I’m a little late off the mark on this one, but being so close, I could hardly let it pass without note.
As I’m sure many of you already know, Benjamin Netenyahu over the weekend ordered the eviction and mass arrest of Palestinian and international protestors from the area that the Israeli Military call E1. The protestors had set up camp on Friday – January 11 – in a small but immensely significant piece of land just to the east of Jerusalem. The establishment of the camp at what Palestinians call Bab el Shams had a simple aim: to bring attention to Israel’s plans to illegally build a settlement on this (and other) Palestinian land. The Israeli High Court had issued an order which prohibited the military from taking any action – pending further investigation of the facts – but (and it is unclear how) the order was overturned and within 48 hours of having been set up , the camp was torn down and the military moved in to evict the protestors and impose a closed military zone in the area.
“E1” is an eerily militaristic nom de plume and it effaces the violent geographies that lurk behind such military-juridical designations. Israel has had plans to develop and build in E1 since 1999, but has refrained from doing so largely, I suspect, because of pressure from the U.S. But in a provocative and insensitively timed move, Netenyahu announced that Israel would resume plans to build 3000 settler homes in the area. He did this just days after the U.N. took a vote on whether Palestine should be allowed to upgrade its status at the UN (see my ‘where is Palestine post‘). The U.S. booed and hissed at the time, but the recent eviction prompted President Obama to remark that “Israel doesn’t know what its own best interests are“, a point on which I can actually agree with him. But beyond this nasty politicking it is the geography which matters. As Guardian Journalist Harriet Sherwood pointed out last month, implementation of the E1 development plan:

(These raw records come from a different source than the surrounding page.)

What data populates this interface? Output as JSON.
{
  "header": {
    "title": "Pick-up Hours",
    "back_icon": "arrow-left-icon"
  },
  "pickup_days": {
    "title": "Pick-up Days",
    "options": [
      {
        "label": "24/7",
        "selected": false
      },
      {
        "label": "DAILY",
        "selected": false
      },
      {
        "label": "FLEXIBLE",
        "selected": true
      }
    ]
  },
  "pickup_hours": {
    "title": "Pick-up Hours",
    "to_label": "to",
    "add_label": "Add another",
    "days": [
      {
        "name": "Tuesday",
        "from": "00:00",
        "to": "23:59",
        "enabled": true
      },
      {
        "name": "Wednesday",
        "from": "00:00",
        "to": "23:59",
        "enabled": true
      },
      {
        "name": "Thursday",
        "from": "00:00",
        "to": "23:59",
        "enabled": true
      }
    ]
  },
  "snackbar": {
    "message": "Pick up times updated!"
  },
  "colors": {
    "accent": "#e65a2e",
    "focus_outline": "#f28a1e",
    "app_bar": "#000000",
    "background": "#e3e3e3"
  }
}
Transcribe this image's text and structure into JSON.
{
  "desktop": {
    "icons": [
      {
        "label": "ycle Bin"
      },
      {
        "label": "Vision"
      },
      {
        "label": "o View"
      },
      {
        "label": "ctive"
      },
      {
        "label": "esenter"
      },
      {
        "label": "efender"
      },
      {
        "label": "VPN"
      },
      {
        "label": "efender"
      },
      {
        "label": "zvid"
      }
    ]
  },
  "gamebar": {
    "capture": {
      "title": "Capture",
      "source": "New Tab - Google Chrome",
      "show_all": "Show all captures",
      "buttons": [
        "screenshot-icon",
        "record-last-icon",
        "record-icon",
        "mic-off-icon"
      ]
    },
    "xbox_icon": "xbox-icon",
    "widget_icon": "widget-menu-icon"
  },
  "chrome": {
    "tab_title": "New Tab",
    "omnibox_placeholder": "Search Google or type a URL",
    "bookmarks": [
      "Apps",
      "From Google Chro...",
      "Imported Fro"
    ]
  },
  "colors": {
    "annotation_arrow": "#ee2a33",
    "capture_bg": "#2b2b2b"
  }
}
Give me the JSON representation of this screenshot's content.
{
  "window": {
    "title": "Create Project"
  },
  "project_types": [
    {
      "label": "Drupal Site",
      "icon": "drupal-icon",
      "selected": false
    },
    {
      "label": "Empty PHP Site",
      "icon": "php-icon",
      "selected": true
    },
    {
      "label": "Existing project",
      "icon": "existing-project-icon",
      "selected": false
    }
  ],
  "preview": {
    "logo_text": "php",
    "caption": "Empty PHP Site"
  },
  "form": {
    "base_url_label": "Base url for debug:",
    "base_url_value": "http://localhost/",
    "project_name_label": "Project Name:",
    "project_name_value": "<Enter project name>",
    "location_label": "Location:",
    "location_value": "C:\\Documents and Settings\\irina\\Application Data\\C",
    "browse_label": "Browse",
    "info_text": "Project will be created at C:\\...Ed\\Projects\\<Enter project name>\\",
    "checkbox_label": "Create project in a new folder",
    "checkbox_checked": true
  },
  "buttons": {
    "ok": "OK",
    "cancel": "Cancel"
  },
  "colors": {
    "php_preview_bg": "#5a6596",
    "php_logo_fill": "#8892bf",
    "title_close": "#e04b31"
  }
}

“would largely complete a crescent of Jewish settlements around the east of Jerusalem, separating it from Palestinian towns and cities in the West Bank. It would also almost bisect the West Bank, making a contiguous Palestinian state almost impossible.”
She was drawing from a report by the Israeli human rights organisation B’tselem (who I’m meeting with while I’m out here…), in which it is noted that implementation of the E1 plan will have:
“far-reaching consequences and will interrupt the contiguity of the southern and northern West Bank […] “The construction in E1 will further increase the forced isolation between the West Bank and East Jerusalem. It will enclose East Jerusalem from the east, connect to the Israeli neighbourhoods built north of Jerusalem’s Old City, and create a physical and functional barrier between East Jerusalem and the Palestinian population in adjacent West Bank communities for which the city serves as the main metropolitan and religious centre.”
It is important to remember then, that while on the one hand this is ‘settlement as usual’, it is also something much more. E1 is not simply just another site where Israel wants to construct settlements, it is a territory that is of utmost strategic political and military value. It single-handedly destroys the possibility of peace based on the two state solution, and does so precisely because of the specific geography which it ceases. ‘Crescent’ is far too euphemistic a term for this territorial contiguity. The continuos, uninterrupted and smooth geographies of Israeli space necessitate the discontinuation, disruption and bifurcation of Palestinian space.
All of this is connected, of course, to Israel’s doctrine of putting ‘facts on the ground’, a simple enough strategy but a genius one too: you declare a certain area closed and prohibit Palestinians from entering; slowly and over time you then build a military outpost, erect a satellite and perhaps build some ‘administrative’ buildings. Later, you build a house where nobody lives at first – but then an apartment complex appears and finally a small city with all the trimmings: cafe’s; faux waterfalls; synagogues; gardens and perhaps even the odd bike lane. Houses, homes, kitchens and bedrooms: family lives, everyday lives, working lives. Its hard to give up such stuff once its there; once barren land and ’empty’ space become thoroughly inhabited: because this is what settlement does, it turns abstract spaces – E1; Area C etc. – into exclusively Israeli and Jewish lived and domesticated spaces.
I am not, of course, the first one to make this point and for those who want to know more about settlement in the Occupied Territories I highly recommend Eyal Weizman’s Hollowland and parts of Derek Gregory’s The Colonial Present. To be sure, settlement beyond the 1967 borders has a long history but I do think that there is something slightly new (and worrying) about the E1 plans and expulsion of peaceful protesters last weekend. Netenyahu is willing to do what countless heads of the Israeli state would never have done: to settle one of the most contentious pieces of land in Palestine with or without U.S. support. This comes at the same time as members of the Likud party are calling for the annexation of the entire West Bank and re-occupation of the Gaza Strip. The elections are but a week away (post on this to follow), and it looks very much as though Netenyahu will be re-elected.
I worry, therefore, that there is truly a sense in which the E1 terra expello is an experiment in pushing new and more violent limits. We should remember Hannah Arendt’s warning that the occurrence of atrocity makes its re-appearance in the future more and more likely…